CN Tower at 40: Still a magnet for Toronto photographers

The CN Tower first opened to the public on June 26, 1976. It changed Toronto's skyline forever and became an enduring subject for professional shutterbugs. This weekend it turns 40.

Iconic CN Tower is one of the most recognizable structures in the world

Toronto photographer Cameron Bartlett captures the city lights in this photo of the city's skyline, with the CN Tower as the main feature. (Cameron Bartlett)

Look up. Look way up — 553.33 metres up to be exact, the crown jewel of Toronto's skyline: the CN Tower. 

For a while there, it was the world's tallest freestanding structure and tallest tower.

Bartlett snapped this view of the tower from the Bathurst Street bridge overlooking the CN tracks. (Cameron Bartlett)

Although the official opening was on Oct. 1, 1976, the CN Tower opened to the general public a few months earlier, on June 26.

This Sunday it turns 40, celebrating more than a million and a half international visitors who have come to gaze in awe at the concrete and steel needle in the sky.

People have used the famous venue for anniversaries, birthday parties and marriage proposals.

It's also proved to have an enduring appeal for shutterbugs. Toronto's street photographers case out the city for different angles and perspectives of the tower, hoping to get the perfect shot.  

We talked to two such photographers about why they keep on pointing their lenses at the CN Tower.

Cameron Bartlett: freelance photographer, age 26

Bartlett has travelled the world with his camera and has photographed the CN Tower countless times. (David Donnelly/CBC)

On Instagram, his personal account is snappedbycam but he also created postcardsfromthe6 to showcase the work of Toronto's photographers.

Cameron Bartlett is a late bloomer, becoming a serious photographer only two years ago. He dropped out of a digital photography program after only one term, because he quickly realized he was far ahead of the class.

Photography is not only his passion, but his bread and butter, after he became a full-time freelancer about a year ago.

"When I first started it was pretty sparse," he told CBC News one evening, as he waited on the Bathurst Street bridge for the golden hour, that short window of opportunity when the soft light of the setting sun become magical. 

"But I feel with the way social media is, and everybody has Instagram, everybody just wants to pick up a camera and kind of join the movement and show Toronto from their own eyes."

Passersby take in a view of the CN Tower from between the Canadian Broadcasting Centre and the Ritz-Carlton Hotel. The CN Tower opened to the public on June 26, 1976. (Kas Roussy/CBC)

'Most iconic building'

"It's obviously the most iconic building," he says. "Wherever you are in the city, it's there, so you can shoot it from a lot of different perspectives. It's definitely one of my favourite things to shoot in the city, for sure."

Toronto's never-ending construction is also something to consider, when you're looking for new ways to shoot the tower. "There's always going to be a new angle, with the city developing and a lot of the architecture that's coming up.

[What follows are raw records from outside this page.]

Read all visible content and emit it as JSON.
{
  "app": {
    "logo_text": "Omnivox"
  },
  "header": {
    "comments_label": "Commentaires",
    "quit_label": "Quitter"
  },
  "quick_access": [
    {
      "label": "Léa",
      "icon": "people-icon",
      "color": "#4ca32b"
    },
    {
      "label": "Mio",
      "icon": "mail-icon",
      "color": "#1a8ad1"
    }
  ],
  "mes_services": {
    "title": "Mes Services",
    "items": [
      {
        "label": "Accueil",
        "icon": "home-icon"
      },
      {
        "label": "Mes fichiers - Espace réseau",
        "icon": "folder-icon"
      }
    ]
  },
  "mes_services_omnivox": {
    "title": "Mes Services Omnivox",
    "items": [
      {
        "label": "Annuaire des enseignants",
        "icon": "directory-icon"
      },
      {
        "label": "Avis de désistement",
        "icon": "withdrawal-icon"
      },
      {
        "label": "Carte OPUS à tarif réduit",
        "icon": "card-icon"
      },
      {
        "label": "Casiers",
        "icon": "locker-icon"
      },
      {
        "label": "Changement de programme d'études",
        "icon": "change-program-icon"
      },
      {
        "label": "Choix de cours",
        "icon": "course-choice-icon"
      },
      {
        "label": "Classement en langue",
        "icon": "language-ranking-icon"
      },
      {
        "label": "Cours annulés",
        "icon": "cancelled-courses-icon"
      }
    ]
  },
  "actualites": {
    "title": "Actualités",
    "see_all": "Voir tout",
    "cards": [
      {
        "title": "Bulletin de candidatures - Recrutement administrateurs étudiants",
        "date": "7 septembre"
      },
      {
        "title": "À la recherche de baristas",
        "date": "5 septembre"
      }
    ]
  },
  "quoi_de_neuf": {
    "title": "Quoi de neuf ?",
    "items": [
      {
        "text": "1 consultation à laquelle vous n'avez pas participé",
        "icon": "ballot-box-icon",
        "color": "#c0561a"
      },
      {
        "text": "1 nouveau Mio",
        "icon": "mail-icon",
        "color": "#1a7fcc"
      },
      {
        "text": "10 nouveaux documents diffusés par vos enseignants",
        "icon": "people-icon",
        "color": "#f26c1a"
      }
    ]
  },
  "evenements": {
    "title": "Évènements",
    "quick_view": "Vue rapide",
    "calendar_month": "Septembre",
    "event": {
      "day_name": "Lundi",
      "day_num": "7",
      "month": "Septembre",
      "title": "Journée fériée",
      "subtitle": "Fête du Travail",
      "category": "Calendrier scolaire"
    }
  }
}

"So it's always going to be kind of refreshing," says Bartlett.

Bora: Urban cityscape photographer, 30-something

Toronto photographer Bora takes a picture of the CN Tower. It crowns the city skyline, he says. (David Donnelly/CBC)

On Instagram, his account is simply bora.vs.bora

"I feel that a bit of mystery actually sweetens the content track that I produce on Instagram," says Bora, standing on the rooftop of a 15-storey apartment building in downtown Toronto.

Bora captures a moody moment from the rooftop of a 15-storey apartment building. (Bora)

Bora picked up his first camera three years ago. Now, his Canon never leaves his side. His photos of the CN Tower figure prominently in his Instagram feed, around 70 times last year, he says. 

'It put Toronto on the map'

"Drake specifically has made that a very visible object," he says, referring to the Toronto rapper's latest cover album art where he's perched on the CN Tower.

The cover of Drake's latest album, Views, features the rapper perched on the CN Tower. (Republic Records)

"For me, it's something that uniquely identifies our skyline worldwide. When you see it, in a split second, you know what city it is. It put Toronto on the map."

Bora says he finds unique shooting spots of the CN Tower through word of mouth. He manipulates the photos to create what he calls a fantasy style.

There is no mistaking Toronto's skyline, thanks to the CN Tower. (Bora)

As for Toronto's famous tower, "it does crown the city," says Bora. "It's the pride and joy of the city that stands taller than anything else within our skyline."

Bartlett agrees: "When you go to other cities, and you come back, you realize how beautiful it really is."

Want to see more photos of the CN Tower?  Go to streetsoftoronto on Instagram.


Kas Roussy

Former CBC reporter

Kas Roussy was a senior reporter with the Health unit at CBC News. In her more than 30 years with CBC, Kas’s reporting took her around the globe to cover news in countries including Pakistan and Afghanistan, Chile, Haiti and China, where she was the bureau producer.